Choose Different Clothing

Buttons and zippers can be tricky to hold, and grasping and manipulating the tiny pieces may cause pain. Tying bows and shoes also pose the same problems. One solution is to avoid clothing with these types of closures. Easier options for dressing include velcro and elastic bands.

The type of material and the size of the clothing also matters. Tighter shirts and blouses are harder to pull on. Clothes that have wider openings for your head, arms, and legs slip on with less effort. Lined dresses and coats also have a smoother surface and glide on rather than clinging.

Using Dressing Aids

If getting dressed is still giving you trouble, and you have clothing items that you don’t want to give up, you can try buying dressing aids to help you put your things on in the morning. Zipper Pulls and Button Loops are designed to grasp and hold those tiny pieces and help you pull them up or through.

Telescoping shoehorns serve two purposes. First, they help you get your foot into your shoe. Their length also keeps you from having to bend over to use them. This solves problems related to your grip, your balance, and your pain.

Have you ever dropped a sock on the floor and felt like it may as well be at the bottom of the Grand Canyon? Using reachers, like the PikStick, will help you reach and grasp objects that have fallen or are on counters or shelving, just out of reach. The PikStik can lift up to three pounds and is precise enough to pick up an earring!

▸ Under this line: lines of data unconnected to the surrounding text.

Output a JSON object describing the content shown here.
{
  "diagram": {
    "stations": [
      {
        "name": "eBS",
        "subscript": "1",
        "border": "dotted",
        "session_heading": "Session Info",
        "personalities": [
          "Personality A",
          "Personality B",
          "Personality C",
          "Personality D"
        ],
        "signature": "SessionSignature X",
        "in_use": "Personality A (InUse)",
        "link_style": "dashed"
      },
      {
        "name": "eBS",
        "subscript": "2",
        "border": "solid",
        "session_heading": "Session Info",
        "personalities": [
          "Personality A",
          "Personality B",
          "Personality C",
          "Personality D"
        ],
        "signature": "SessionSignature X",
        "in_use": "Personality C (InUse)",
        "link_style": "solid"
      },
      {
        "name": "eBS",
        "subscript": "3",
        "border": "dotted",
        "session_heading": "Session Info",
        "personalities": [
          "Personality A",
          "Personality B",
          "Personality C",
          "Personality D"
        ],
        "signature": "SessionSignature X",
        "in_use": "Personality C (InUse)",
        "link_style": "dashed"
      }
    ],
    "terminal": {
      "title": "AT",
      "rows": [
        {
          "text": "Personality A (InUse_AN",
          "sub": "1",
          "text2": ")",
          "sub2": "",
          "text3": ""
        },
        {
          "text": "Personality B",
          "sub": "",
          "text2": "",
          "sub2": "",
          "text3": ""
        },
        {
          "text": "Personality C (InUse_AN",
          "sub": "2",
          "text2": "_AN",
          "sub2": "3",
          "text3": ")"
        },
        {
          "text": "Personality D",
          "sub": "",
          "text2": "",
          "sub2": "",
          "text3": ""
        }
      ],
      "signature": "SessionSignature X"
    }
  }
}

Changing your routine, choosing different clothing, and using dressing aids should help you gain more control and become more independent in dressing than you were before. If you continue to have problems, you may want to speak to an occupational therapist about ways to improve or simplify your activities of daily living. If you decide you need more dressing or living aids, ILA is happy to talk to you about what products might fit your lifestyle and serve your purposes.

 

Photo by Clem Onojeghuo on Unsplash